--- Given information Enclosed Below ---

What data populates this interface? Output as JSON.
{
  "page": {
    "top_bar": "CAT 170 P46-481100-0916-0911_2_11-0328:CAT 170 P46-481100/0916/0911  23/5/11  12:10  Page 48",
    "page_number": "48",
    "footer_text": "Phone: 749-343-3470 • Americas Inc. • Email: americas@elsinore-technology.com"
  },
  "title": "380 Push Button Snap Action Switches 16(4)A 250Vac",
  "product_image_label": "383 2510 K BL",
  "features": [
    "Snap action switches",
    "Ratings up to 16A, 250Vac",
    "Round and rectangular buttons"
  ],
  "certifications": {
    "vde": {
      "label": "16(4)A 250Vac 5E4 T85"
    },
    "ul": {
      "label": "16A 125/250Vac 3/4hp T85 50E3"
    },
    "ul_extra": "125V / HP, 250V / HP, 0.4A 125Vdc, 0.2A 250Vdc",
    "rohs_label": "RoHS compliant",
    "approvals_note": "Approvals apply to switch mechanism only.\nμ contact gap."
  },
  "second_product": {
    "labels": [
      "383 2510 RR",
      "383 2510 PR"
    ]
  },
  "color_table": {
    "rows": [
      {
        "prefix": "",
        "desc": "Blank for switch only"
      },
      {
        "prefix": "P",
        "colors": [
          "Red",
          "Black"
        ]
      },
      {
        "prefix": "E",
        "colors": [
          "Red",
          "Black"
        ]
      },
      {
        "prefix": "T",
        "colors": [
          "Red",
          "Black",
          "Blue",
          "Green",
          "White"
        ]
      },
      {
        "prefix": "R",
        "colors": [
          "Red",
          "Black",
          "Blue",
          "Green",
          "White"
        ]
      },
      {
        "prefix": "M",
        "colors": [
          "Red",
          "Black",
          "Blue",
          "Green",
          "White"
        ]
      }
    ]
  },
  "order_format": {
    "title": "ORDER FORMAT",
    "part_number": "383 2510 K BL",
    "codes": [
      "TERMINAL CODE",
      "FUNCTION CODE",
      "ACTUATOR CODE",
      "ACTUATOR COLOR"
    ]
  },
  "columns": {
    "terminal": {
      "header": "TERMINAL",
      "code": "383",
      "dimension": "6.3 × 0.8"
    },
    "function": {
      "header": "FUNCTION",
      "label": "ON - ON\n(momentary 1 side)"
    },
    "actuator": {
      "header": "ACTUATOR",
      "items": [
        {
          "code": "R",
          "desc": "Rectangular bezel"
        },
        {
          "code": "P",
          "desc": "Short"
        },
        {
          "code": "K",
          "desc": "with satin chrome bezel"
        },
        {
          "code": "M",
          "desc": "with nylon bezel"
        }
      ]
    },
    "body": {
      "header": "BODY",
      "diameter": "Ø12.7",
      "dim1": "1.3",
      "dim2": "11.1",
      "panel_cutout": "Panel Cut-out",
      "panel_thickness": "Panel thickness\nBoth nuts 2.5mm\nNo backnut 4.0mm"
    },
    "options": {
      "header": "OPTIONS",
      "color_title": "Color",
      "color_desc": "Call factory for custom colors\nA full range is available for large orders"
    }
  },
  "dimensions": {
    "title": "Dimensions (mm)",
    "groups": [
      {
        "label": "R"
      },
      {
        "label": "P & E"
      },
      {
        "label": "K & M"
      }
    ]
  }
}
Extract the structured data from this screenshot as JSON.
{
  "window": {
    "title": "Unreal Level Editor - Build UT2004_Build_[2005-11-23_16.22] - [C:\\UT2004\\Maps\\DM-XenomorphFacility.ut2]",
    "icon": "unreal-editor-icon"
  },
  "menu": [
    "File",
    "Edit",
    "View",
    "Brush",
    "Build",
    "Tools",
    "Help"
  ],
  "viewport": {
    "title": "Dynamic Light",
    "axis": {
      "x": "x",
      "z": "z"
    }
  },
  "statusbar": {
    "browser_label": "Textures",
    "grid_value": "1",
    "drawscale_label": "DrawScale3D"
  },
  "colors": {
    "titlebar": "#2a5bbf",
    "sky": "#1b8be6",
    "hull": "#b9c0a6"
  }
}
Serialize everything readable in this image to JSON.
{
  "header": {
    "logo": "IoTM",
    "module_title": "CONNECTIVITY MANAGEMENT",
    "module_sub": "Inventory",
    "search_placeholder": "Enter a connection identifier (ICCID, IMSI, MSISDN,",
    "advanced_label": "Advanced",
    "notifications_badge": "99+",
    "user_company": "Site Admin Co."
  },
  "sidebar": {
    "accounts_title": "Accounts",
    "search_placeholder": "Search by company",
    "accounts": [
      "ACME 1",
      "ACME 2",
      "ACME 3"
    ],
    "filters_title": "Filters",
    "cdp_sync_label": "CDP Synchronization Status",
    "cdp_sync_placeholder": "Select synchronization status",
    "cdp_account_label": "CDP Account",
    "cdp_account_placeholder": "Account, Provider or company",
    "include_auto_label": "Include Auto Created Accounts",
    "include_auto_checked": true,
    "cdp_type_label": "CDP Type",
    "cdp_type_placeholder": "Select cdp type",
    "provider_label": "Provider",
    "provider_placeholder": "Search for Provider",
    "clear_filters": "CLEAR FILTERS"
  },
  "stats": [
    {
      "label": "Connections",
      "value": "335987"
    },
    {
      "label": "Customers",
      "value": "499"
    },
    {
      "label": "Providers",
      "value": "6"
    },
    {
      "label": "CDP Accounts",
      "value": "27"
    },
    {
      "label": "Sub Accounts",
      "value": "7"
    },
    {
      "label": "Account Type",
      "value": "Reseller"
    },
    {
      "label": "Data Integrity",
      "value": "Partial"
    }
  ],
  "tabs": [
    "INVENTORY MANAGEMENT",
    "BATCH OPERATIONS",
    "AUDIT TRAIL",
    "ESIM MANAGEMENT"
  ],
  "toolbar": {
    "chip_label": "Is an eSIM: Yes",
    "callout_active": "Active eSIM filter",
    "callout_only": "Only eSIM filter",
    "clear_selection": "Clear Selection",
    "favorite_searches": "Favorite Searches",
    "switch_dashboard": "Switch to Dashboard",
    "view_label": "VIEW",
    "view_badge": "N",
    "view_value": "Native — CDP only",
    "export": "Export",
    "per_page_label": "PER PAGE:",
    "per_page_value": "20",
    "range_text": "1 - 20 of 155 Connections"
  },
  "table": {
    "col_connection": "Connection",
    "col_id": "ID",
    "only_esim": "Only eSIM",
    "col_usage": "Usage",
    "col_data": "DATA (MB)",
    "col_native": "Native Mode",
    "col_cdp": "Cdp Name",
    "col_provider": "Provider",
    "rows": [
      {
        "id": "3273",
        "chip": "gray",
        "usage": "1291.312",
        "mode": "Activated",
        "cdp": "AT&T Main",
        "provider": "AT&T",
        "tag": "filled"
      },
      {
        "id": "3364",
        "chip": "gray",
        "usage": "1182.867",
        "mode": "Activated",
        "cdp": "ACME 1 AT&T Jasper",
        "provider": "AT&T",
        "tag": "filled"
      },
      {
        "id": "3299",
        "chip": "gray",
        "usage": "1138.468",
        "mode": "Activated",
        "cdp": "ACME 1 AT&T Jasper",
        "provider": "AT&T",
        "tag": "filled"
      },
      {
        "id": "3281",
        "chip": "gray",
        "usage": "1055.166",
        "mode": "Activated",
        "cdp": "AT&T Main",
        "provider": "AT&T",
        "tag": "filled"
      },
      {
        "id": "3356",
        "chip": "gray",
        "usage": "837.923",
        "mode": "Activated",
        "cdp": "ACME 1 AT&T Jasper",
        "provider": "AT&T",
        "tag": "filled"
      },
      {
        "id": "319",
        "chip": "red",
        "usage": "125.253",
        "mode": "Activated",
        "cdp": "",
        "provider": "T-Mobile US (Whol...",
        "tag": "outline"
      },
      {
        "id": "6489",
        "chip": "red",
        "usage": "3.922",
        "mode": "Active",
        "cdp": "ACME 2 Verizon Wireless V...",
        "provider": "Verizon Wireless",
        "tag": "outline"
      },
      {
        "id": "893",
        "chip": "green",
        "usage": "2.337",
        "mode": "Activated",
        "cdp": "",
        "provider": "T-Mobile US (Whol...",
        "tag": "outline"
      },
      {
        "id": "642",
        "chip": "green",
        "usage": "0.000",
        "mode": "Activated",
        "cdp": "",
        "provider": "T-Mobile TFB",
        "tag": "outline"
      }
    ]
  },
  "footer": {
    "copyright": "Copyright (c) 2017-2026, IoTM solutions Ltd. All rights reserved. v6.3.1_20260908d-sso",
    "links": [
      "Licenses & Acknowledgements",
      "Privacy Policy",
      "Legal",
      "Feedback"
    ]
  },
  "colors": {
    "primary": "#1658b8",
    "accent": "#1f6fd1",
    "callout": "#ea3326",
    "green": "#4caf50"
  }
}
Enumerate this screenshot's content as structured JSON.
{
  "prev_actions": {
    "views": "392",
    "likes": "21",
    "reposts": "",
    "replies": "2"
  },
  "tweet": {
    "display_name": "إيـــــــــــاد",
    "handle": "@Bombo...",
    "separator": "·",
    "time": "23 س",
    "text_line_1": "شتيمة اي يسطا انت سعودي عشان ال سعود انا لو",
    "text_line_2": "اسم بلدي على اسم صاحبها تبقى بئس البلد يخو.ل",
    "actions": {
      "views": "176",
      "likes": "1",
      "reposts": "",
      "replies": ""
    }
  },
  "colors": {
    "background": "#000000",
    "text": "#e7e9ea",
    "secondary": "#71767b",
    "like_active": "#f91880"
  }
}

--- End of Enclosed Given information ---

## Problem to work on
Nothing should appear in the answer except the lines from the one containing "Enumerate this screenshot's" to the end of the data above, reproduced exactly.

## Task solution
Enumerate this screenshot's content as structured JSON.
{
  "prev_actions": {
    "views": "392",
    "likes": "21",
    "reposts": "",
    "replies": "2"
  },
  "tweet": {
    "display_name": "إيـــــــــــاد",
    "handle": "@Bombo...",
    "separator": "·",
    "time": "23 س",
    "text_line_1": "شتيمة اي يسطا انت سعودي عشان ال سعود انا لو",
    "text_line_2": "اسم بلدي على اسم صاحبها تبقى بئس البلد يخو.ل",
    "actions": {
      "views": "176",
      "likes": "1",
      "reposts": "",
      "replies": ""
    }
  },
  "colors": {
    "background": "#000000",
    "text": "#e7e9ea",
    "secondary": "#71767b",
    "like_active": "#f91880"
  }
}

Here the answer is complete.